DATA RECORDS.
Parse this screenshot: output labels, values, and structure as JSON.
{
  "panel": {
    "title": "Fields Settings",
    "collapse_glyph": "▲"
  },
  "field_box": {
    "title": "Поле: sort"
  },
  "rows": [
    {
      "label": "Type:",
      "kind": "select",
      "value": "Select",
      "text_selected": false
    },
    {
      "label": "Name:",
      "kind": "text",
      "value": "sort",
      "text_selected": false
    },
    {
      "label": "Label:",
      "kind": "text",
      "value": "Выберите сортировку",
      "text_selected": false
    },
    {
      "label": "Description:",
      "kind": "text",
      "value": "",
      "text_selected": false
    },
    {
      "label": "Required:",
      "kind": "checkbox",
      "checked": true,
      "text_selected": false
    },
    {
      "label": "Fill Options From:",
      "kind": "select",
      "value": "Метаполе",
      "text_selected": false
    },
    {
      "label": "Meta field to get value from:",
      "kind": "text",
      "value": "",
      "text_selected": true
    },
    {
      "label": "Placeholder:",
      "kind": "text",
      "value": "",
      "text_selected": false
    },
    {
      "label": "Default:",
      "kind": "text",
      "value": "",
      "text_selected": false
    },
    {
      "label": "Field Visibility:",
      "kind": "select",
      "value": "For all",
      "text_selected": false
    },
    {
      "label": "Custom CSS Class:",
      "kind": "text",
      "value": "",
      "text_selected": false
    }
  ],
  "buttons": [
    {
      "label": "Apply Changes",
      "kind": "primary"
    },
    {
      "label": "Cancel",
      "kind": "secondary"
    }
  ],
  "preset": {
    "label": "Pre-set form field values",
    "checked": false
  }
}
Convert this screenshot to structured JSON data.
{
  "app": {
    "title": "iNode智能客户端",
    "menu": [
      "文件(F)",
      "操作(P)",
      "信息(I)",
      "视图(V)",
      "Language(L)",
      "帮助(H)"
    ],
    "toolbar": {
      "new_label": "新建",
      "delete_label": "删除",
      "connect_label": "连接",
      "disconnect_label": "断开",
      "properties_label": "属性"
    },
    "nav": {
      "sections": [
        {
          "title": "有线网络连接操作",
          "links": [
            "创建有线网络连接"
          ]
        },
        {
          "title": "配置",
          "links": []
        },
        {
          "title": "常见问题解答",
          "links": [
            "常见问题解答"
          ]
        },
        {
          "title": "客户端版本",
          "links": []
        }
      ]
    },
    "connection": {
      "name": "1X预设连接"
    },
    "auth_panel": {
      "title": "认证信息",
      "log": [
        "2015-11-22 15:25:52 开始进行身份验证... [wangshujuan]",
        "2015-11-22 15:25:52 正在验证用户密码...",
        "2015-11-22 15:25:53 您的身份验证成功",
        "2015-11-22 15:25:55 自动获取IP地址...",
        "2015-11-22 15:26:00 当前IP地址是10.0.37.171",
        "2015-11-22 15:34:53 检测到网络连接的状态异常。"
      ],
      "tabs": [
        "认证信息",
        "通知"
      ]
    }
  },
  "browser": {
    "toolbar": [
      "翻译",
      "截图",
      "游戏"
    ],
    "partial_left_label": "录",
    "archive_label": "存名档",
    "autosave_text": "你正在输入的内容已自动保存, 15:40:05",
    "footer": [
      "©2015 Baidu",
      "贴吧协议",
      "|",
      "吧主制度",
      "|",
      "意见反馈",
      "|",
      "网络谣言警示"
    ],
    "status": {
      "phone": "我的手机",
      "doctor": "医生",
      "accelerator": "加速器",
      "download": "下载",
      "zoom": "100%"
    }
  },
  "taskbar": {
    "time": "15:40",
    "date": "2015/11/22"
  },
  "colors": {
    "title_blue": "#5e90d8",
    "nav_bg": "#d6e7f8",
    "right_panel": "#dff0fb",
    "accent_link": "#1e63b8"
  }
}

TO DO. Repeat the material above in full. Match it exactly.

SOLVED PROBLEM.
Parse this screenshot: output labels, values, and structure as JSON.
{
  "panel": {
    "title": "Fields Settings",
    "collapse_glyph": "▲"
  },
  "field_box": {
    "title": "Поле: sort"
  },
  "rows": [
    {
      "label": "Type:",
      "kind": "select",
      "value": "Select",
      "text_selected": false
    },
    {
      "label": "Name:",
      "kind": "text",
      "value": "sort",
      "text_selected": false
    },
    {
      "label": "Label:",
      "kind": "text",
      "value": "Выберите сортировку",
      "text_selected": false
    },
    {
      "label": "Description:",
      "kind": "text",
      "value": "",
      "text_selected": false
    },
    {
      "label": "Required:",
      "kind": "checkbox",
      "checked": true,
      "text_selected": false
    },
    {
      "label": "Fill Options From:",
      "kind": "select",
      "value": "Метаполе",
      "text_selected": false
    },
    {
      "label": "Meta field to get value from:",
      "kind": "text",
      "value": "",
      "text_selected": true
    },
    {
      "label": "Placeholder:",
      "kind": "text",
      "value": "",
      "text_selected": false
    },
    {
      "label": "Default:",
      "kind": "text",
      "value": "",
      "text_selected": false
    },
    {
      "label": "Field Visibility:",
      "kind": "select",
      "value": "For all",
      "text_selected": false
    },
    {
      "label": "Custom CSS Class:",
      "kind": "text",
      "value": "",
      "text_selected": false
    }
  ],
  "buttons": [
    {
      "label": "Apply Changes",
      "kind": "primary"
    },
    {
      "label": "Cancel",
      "kind": "secondary"
    }
  ],
  "preset": {
    "label": "Pre-set form field values",
    "checked": false
  }
}
Convert this screenshot to structured JSON data.
{
  "app": {
    "title": "iNode智能客户端",
    "menu": [
      "文件(F)",
      "操作(P)",
      "信息(I)",
      "视图(V)",
      "Language(L)",
      "帮助(H)"
    ],
    "toolbar": {
      "new_label": "新建",
      "delete_label": "删除",
      "connect_label": "连接",
      "disconnect_label": "断开",
      "properties_label": "属性"
    },
    "nav": {
      "sections": [
        {
          "title": "有线网络连接操作",
          "links": [
            "创建有线网络连接"
          ]
        },
        {
          "title": "配置",
          "links": []
        },
        {
          "title": "常见问题解答",
          "links": [
            "常见问题解答"
          ]
        },
        {
          "title": "客户端版本",
          "links": []
        }
      ]
    },
    "connection": {
      "name": "1X预设连接"
    },
    "auth_panel": {
      "title": "认证信息",
      "log": [
        "2015-11-22 15:25:52 开始进行身份验证... [wangshujuan]",
        "2015-11-22 15:25:52 正在验证用户密码...",
        "2015-11-22 15:25:53 您的身份验证成功",
        "2015-11-22 15:25:55 自动获取IP地址...",
        "2015-11-22 15:26:00 当前IP地址是10.0.37.171",
        "2015-11-22 15:34:53 检测到网络连接的状态异常。"
      ],
      "tabs": [
        "认证信息",
        "通知"
      ]
    }
  },
  "browser": {
    "toolbar": [
      "翻译",
      "截图",
      "游戏"
    ],
    "partial_left_label": "录",
    "archive_label": "存名档",
    "autosave_text": "你正在输入的内容已自动保存, 15:40:05",
    "footer": [
      "©2015 Baidu",
      "贴吧协议",
      "|",
      "吧主制度",
      "|",
      "意见反馈",
      "|",
      "网络谣言警示"
    ],
    "status": {
      "phone": "我的手机",
      "doctor": "医生",
      "accelerator": "加速器",
      "download": "下载",
      "zoom": "100%"
    }
  },
  "taskbar": {
    "time": "15:40",
    "date": "2015/11/22"
  },
  "colors": {
    "title_blue": "#5e90d8",
    "nav_bg": "#d6e7f8",
    "right_panel": "#dff0fb",
    "accent_link": "#1e63b8"
  }
}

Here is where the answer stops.